    in many respects. Common cultivars include: Brownii,

    Densiformis, Hatfieldii, Hicksii , Nigra and Tauntonii .

    Prefer moist, sandy loams, not tolerant of wet soil.

    Tetradium danielli Korean Evodia

    Zone 5-8 25-30' x equal spread

    Prefers moist, well-drained soil. pH adaptable and drought

    tolerant once established; full sun. Small white flowers

    in flat-topped clusters in mid summer; attractive to bees.

    Thuja occidental is American Arborvitae

    Zone 3-7 40'-60' x 10'-15'

    Very durable. Can be grown in most conditions and soils.

    Good plant for screens or hedges. Rich green in summer.

    Plant cultivars that stay green through winter.

    Thuja plicata Western Arborvitae

    Zone 5-7 50-70' x 15-25'

    Moist, ferti le soils but tolerant of drier soils; sun/shade; pH

    adaptable. A fast growing pyramidal tree with bright ever-

    green leaves and reddish-brown fibrous bark. Large for many

    landscapes but possible substitute for Eastern Hemlock.

    Thujopsis dolobrata Hiba Arborvitae

    Zone 5-7 30-50' x 10-20'

    Dense, pyramidal, evergreen with shiny flattened leaves.

    Prefers moist, acid soil and some shade. Protect from

    drying winds.

    Tiliaspecies Linden

    T. ameri cana American Linden

    T. cordata Littleleaf Linden

    T. tomentosa Silver LindenZone 4-7 60-80' x 2-3 spread

    Easily transplanted. Prefer moist, acid, organic soil. Full

    sun / part shade; pH adaptable. T. americanais particularly

    suited for naturalizing. T. cordatawill tolerate pollution

    but is more susceptible to aphids. T. tomentosais shorter,

    more sustainable and will tolerate heat and drought.

    T. tomentosais recommended for urban and residential

    plantings.

    Tsuga species Hemlocks

    Zone variable Variable spread

    Hemlock wooly adelgid is now a serious pest of both

    Tsuga canadensisand T. carolinianathroughout southern
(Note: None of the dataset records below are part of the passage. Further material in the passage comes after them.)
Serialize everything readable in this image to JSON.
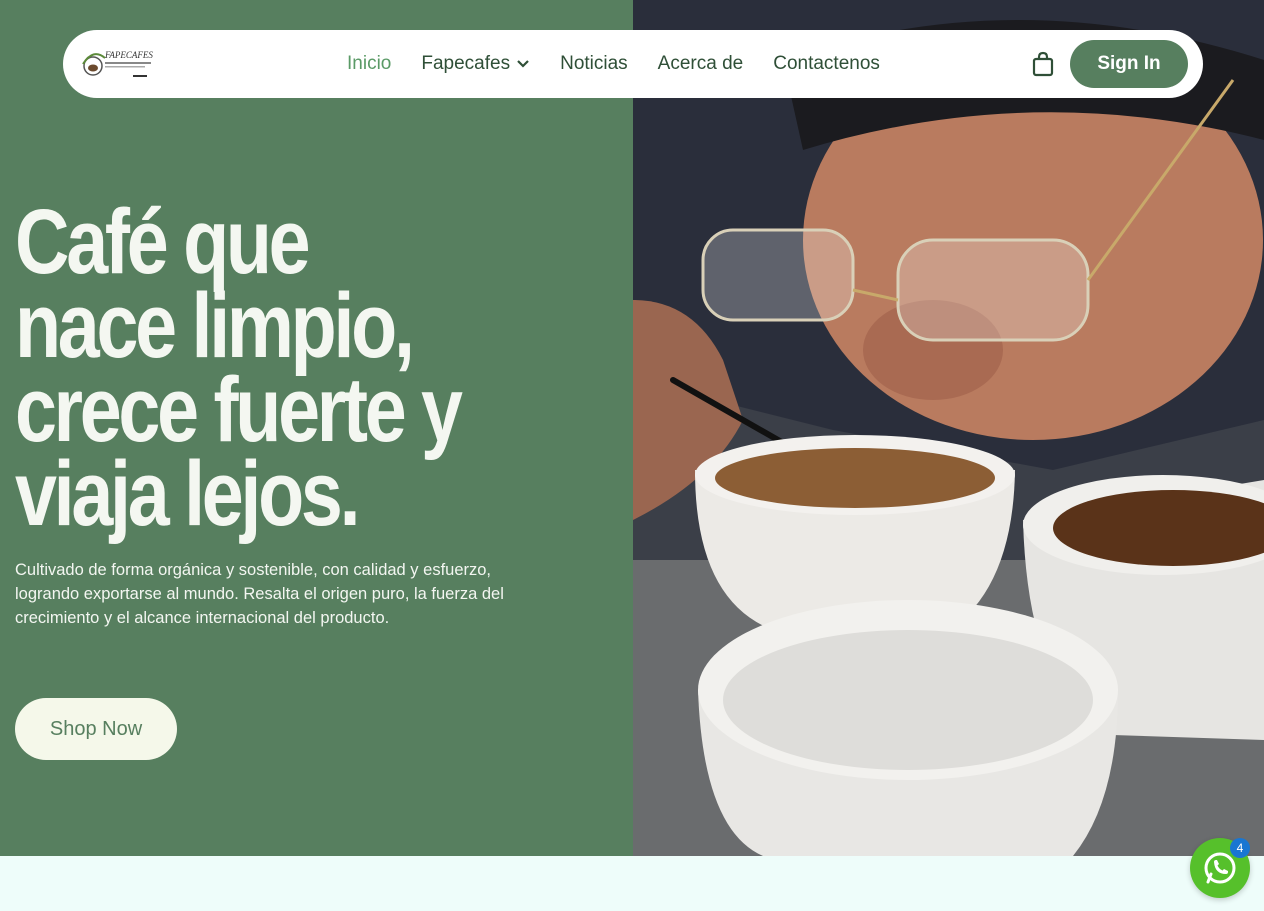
{
  "nav": {
    "items": [
      {
        "label": "Inicio",
        "active": true
      },
      {
        "label": "Fapecafes",
        "dropdown": true
      },
      {
        "label": "Noticias"
      },
      {
        "label": "Acerca de"
      },
      {
        "label": "Contactenos"
      }
    ],
    "signin_label": "Sign In",
    "cart_icon": "shopping-bag-icon",
    "logo_text": "FAPECAFES"
  },
  "hero": {
    "headline": "Café que nace limpio, crece fuerte y viaja lejos.",
    "subtitle": "Cultivado de forma orgánica y sostenible, con calidad y esfuerzo, logrando exportarse al mundo. Resalta el origen puro, la fuerza del crecimiento y el alcance internacional del producto.",
    "cta_label": "Shop Now"
  },
  "chat_widget": {
    "icon": "whatsapp-icon",
    "badge_count": "4"
  },
  "colors": {
    "brand_green": "#577f5f",
    "active_link": "#5a9a66",
    "cta_bg": "#f5f8ea",
    "whatsapp": "#56c02b",
    "badge": "#1976d2"
  }
}
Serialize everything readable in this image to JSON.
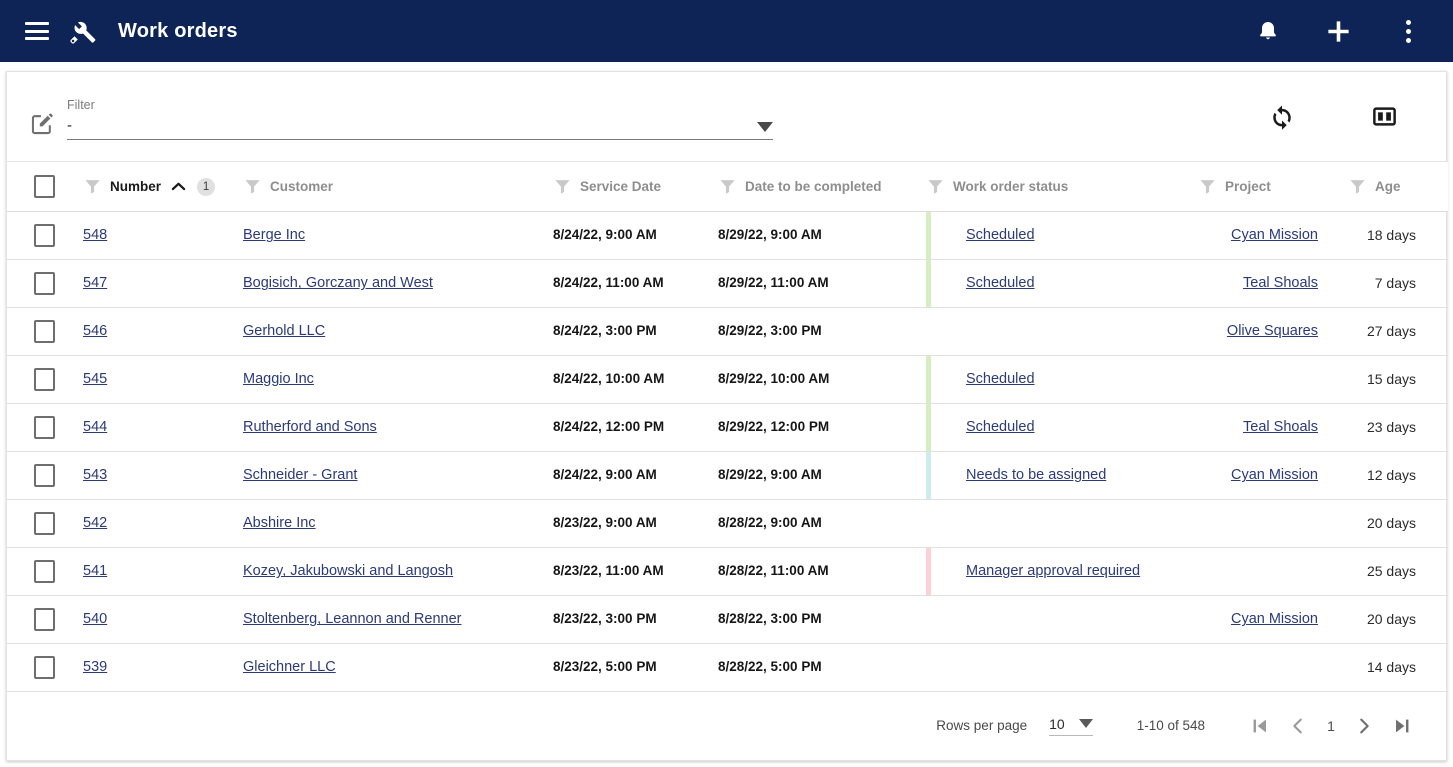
{
  "appbar": {
    "menu_icon": "hamburger-menu-icon",
    "brand_icon": "tools-icon",
    "title": "Work orders",
    "notifications_icon": "bell-icon",
    "add_icon": "plus-icon",
    "overflow_icon": "more-vertical-icon",
    "bg_color": "#0e2456"
  },
  "toolbar": {
    "edit_icon": "edit-square-icon",
    "filter_label": "Filter",
    "filter_value": "-",
    "dropdown_icon": "chevron-down-icon",
    "refresh_icon": "refresh-icon",
    "columns_icon": "column-layout-icon"
  },
  "table": {
    "select_all": "",
    "columns": [
      {
        "key": "number",
        "label": "Number",
        "sorted": true,
        "sort_dir": "asc",
        "sort_index": "1",
        "align": "left"
      },
      {
        "key": "customer",
        "label": "Customer",
        "sorted": false,
        "align": "left"
      },
      {
        "key": "service_date",
        "label": "Service Date",
        "sorted": false,
        "align": "left"
      },
      {
        "key": "due_date",
        "label": "Date to be completed",
        "sorted": false,
        "align": "left"
      },
      {
        "key": "status",
        "label": "Work order status",
        "sorted": false,
        "align": "left"
      },
      {
        "key": "project",
        "label": "Project",
        "sorted": false,
        "align": "right"
      },
      {
        "key": "age",
        "label": "Age",
        "sorted": false,
        "align": "right"
      }
    ],
    "rows": [
      {
        "number": "548",
        "customer": "Berge Inc",
        "service_date": "8/24/22, 9:00 AM",
        "due_date": "8/29/22, 9:00 AM",
        "status": "Scheduled",
        "status_color": "#d6efc2",
        "project": "Cyan Mission",
        "age": "18 days"
      },
      {
        "number": "547",
        "customer": "Bogisich, Gorczany and West",
        "service_date": "8/24/22, 11:00 AM",
        "due_date": "8/29/22, 11:00 AM",
        "status": "Scheduled",
        "status_color": "#d6efc2",
        "project": "Teal Shoals",
        "age": "7 days"
      },
      {
        "number": "546",
        "customer": "Gerhold LLC",
        "service_date": "8/24/22, 3:00 PM",
        "due_date": "8/29/22, 3:00 PM",
        "status": "",
        "status_color": "",
        "project": "Olive Squares",
        "age": "27 days"
      },
      {
        "number": "545",
        "customer": "Maggio Inc",
        "service_date": "8/24/22, 10:00 AM",
        "due_date": "8/29/22, 10:00 AM",
        "status": "Scheduled",
        "status_color": "#d6efc2",
        "project": "",
        "age": "15 days"
      },
      {
        "number": "544",
        "customer": "Rutherford and Sons",
        "service_date": "8/24/22, 12:00 PM",
        "due_date": "8/29/22, 12:00 PM",
        "status": "Scheduled",
        "status_color": "#d6efc2",
        "project": "Teal Shoals",
        "age": "23 days"
      },
      {
        "number": "543",
        "customer": "Schneider - Grant",
        "service_date": "8/24/22, 9:00 AM",
        "due_date": "8/29/22, 9:00 AM",
        "status": "Needs to be assigned",
        "status_color": "#cdecee",
        "project": "Cyan Mission",
        "age": "12 days"
      },
      {
        "number": "542",
        "customer": "Abshire Inc",
        "service_date": "8/23/22, 9:00 AM",
        "due_date": "8/28/22, 9:00 AM",
        "status": "",
        "status_color": "",
        "project": "",
        "age": "20 days"
      },
      {
        "number": "541",
        "customer": "Kozey, Jakubowski and Langosh",
        "service_date": "8/23/22, 11:00 AM",
        "due_date": "8/28/22, 11:00 AM",
        "status": "Manager approval required",
        "status_color": "#fbd2d6",
        "project": "",
        "age": "25 days"
      },
      {
        "number": "540",
        "customer": "Stoltenberg, Leannon and Renner",
        "service_date": "8/23/22, 3:00 PM",
        "due_date": "8/28/22, 3:00 PM",
        "status": "",
        "status_color": "",
        "project": "Cyan Mission",
        "age": "20 days"
      },
      {
        "number": "539",
        "customer": "Gleichner LLC",
        "service_date": "8/23/22, 5:00 PM",
        "due_date": "8/28/22, 5:00 PM",
        "status": "",
        "status_color": "",
        "project": "",
        "age": "14 days"
      }
    ]
  },
  "pagination": {
    "rows_per_page_label": "Rows per page",
    "rows_per_page_value": "10",
    "range_text": "1-10 of 548",
    "current_page": "1",
    "first_icon": "first-page-icon",
    "prev_icon": "previous-page-icon",
    "next_icon": "next-page-icon",
    "last_icon": "last-page-icon"
  },
  "colors": {
    "navy": "#0e2456",
    "link": "#2b3a78",
    "status_scheduled": "#d6efc2",
    "status_needs_assign": "#cdecee",
    "status_manager_approval": "#fbd2d6"
  }
}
    New England. Hence, we urge caution in the use of these

    important landscape species. Left untreated, this pest will

    rapidly kill susceptible hemlocks, but yearly applications of

    insecticides provide effective control in the landscape.

    Species resistant to the adelgid include T. diversifoli a,

    T. heterophylla, T. chinensis, T. mertensiaand T. sieboldii.

    While all of these species are being evaluated for regional

    adaptability, only T. diversifoliaand T. heterophyllacan

    be recommended with reasonable confidence at this time.

    Tsuga diversifolia Northern Japanese Hemlock

    Zone 5-7 35-60' x 20-30'

    Slow growing, multi-stemmed tr